If a line in the entries below includes the string "JSON", copy it out.

#### Task data

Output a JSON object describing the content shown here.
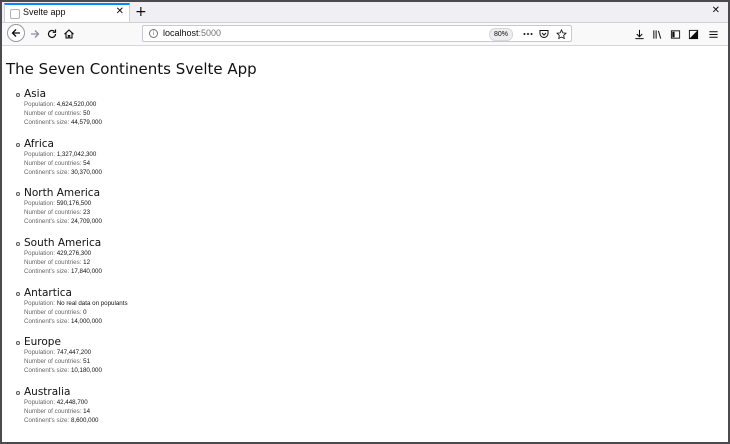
{
  "browser": {
    "tab": {
      "title": "Svelte app"
    },
    "url": {
      "host": "localhost",
      "port": ":5000"
    },
    "zoom": "80%",
    "icons": [
      "back-icon",
      "forward-icon",
      "reload-icon",
      "home-icon",
      "info-icon",
      "page-actions-icon",
      "pocket-icon",
      "bookmark-star-icon",
      "download-icon",
      "library-icon",
      "sidebar-icon",
      "screenshot-icon",
      "menu-icon"
    ]
  },
  "page": {
    "title": "The Seven Continents Svelte App",
    "labels": {
      "population": "Population:",
      "countries": "Number of countries:",
      "size": "Continent's size:"
    },
    "continents": [
      {
        "name": "Asia",
        "population": "4,624,520,000",
        "countries": "50",
        "size": "44,579,000"
      },
      {
        "name": "Africa",
        "population": "1,327,042,300",
        "countries": "54",
        "size": "30,370,000"
      },
      {
        "name": "North America",
        "population": "590,176,500",
        "countries": "23",
        "size": "24,709,000"
      },
      {
        "name": "South America",
        "population": "429,276,300",
        "countries": "12",
        "size": "17,840,000"
      },
      {
        "name": "Antartica",
        "population": "No real data on populants",
        "countries": "0",
        "size": "14,000,000"
      },
      {
        "name": "Europe",
        "population": "747,447,200",
        "countries": "51",
        "size": "10,180,000"
      },
      {
        "name": "Australia",
        "population": "42,448,700",
        "countries": "14",
        "size": "8,600,000"
      }
    ]
  }
}
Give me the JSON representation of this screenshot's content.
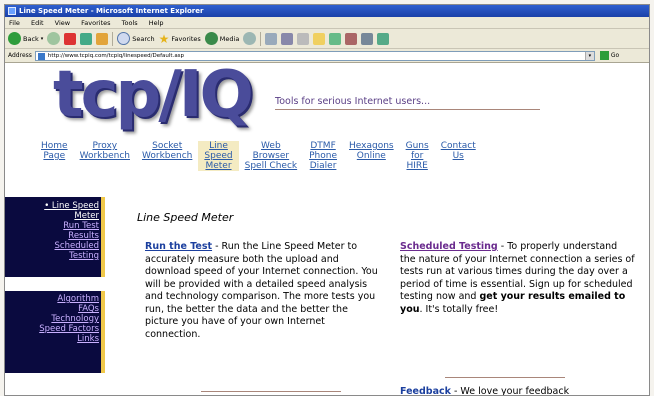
{
  "window": {
    "title": "Line Speed Meter - Microsoft Internet Explorer"
  },
  "menu": [
    "File",
    "Edit",
    "View",
    "Favorites",
    "Tools",
    "Help"
  ],
  "toolbar": {
    "back": "Back",
    "search": "Search",
    "favorites": "Favorites",
    "media": "Media"
  },
  "address": {
    "label": "Address",
    "url": "http://www.tcpiq.com/tcpiq/linespeed/Default.asp",
    "go": "Go"
  },
  "site": {
    "logo": "tcp/IQ",
    "tagline": "Tools for serious Internet users..."
  },
  "nav": [
    {
      "line1": "Home",
      "line2": "Page",
      "line3": ""
    },
    {
      "line1": "Proxy",
      "line2": "Workbench",
      "line3": ""
    },
    {
      "line1": "Socket",
      "line2": "Workbench",
      "line3": ""
    },
    {
      "line1": "Line",
      "line2": "Speed",
      "line3": "Meter"
    },
    {
      "line1": "Web",
      "line2": "Browser",
      "line3": "Spell Check"
    },
    {
      "line1": "DTMF",
      "line2": "Phone",
      "line3": "Dialer"
    },
    {
      "line1": "Hexagons",
      "line2": "Online",
      "line3": ""
    },
    {
      "line1": "Guns",
      "line2": "for",
      "line3": "HIRE"
    },
    {
      "line1": "Contact",
      "line2": "Us",
      "line3": ""
    }
  ],
  "sidebar": {
    "group1": [
      "• Line Speed",
      "Meter",
      "Run Test",
      "Results",
      "Scheduled",
      "Testing"
    ],
    "group2": [
      "Algorithm",
      "FAQs",
      "Technology",
      "Speed Factors",
      "Links"
    ]
  },
  "main": {
    "title": "Line Speed Meter",
    "run_link": "Run the Test",
    "run_text": " - Run the Line Speed Meter to accurately measure both the upload and download speed of your Internet connection. You will be provided with a detailed speed analysis and technology comparison. The more tests you run, the better the data and the better the picture you have of your own Internet connection.",
    "sched_link": "Scheduled Testing",
    "sched_text": " - To properly understand the nature of your Internet connection a series of tests run at various times during the day over a period of time is essential. Sign up for scheduled testing now and ",
    "sched_bold": "get your results emailed to you",
    "sched_tail": ". It's totally free!",
    "feedback_link": "Feedback",
    "feedback_text": " - We love your feedback"
  }
}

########

(Solution to this task)
Output a JSON object describing the content shown here.
Give me the JSON representation of this screenshot's content.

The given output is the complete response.